-- Opening Marker --

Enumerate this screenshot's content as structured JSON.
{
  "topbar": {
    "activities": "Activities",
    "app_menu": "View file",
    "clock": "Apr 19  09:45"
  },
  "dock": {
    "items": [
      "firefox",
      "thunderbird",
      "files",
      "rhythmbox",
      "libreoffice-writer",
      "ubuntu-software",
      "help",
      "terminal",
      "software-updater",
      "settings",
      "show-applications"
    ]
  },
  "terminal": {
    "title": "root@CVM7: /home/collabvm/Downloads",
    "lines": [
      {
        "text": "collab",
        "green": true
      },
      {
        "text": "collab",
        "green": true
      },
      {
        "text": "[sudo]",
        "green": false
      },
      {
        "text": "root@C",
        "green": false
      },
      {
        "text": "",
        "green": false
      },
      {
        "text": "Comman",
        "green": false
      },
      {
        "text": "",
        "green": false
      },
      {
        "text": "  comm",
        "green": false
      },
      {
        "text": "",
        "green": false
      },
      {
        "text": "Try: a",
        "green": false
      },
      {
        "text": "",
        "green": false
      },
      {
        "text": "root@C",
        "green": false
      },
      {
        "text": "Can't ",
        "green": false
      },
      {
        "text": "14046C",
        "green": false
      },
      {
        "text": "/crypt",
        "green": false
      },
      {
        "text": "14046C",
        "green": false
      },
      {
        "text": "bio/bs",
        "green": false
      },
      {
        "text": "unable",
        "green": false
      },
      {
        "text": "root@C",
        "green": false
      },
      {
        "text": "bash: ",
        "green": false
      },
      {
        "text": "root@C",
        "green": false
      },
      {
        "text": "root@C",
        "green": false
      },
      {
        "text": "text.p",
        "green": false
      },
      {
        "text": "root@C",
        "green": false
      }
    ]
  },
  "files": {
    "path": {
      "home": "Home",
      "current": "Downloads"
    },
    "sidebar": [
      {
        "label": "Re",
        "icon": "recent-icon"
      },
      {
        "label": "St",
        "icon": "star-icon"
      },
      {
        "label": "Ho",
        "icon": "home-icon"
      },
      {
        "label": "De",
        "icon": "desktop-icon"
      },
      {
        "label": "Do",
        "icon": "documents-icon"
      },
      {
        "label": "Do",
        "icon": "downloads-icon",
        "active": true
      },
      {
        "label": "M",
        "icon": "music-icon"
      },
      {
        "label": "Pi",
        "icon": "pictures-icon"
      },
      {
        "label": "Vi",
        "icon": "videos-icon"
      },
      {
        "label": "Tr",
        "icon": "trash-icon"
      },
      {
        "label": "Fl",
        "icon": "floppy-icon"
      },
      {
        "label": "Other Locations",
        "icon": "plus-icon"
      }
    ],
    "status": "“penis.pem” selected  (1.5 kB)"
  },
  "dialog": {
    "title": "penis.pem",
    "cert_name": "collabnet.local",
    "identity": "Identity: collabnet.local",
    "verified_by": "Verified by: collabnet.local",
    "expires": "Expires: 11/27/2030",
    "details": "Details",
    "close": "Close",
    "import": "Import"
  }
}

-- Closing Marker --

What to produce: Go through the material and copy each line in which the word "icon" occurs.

Solution to the exercise:
        "icon": "recent-icon"
        "icon": "star-icon"
        "icon": "home-icon"
        "icon": "desktop-icon"
        "icon": "documents-icon"
        "icon": "downloads-icon",
        "icon": "music-icon"
        "icon": "pictures-icon"
        "icon": "videos-icon"
        "icon": "trash-icon"
        "icon": "floppy-icon"
        "icon": "plus-icon"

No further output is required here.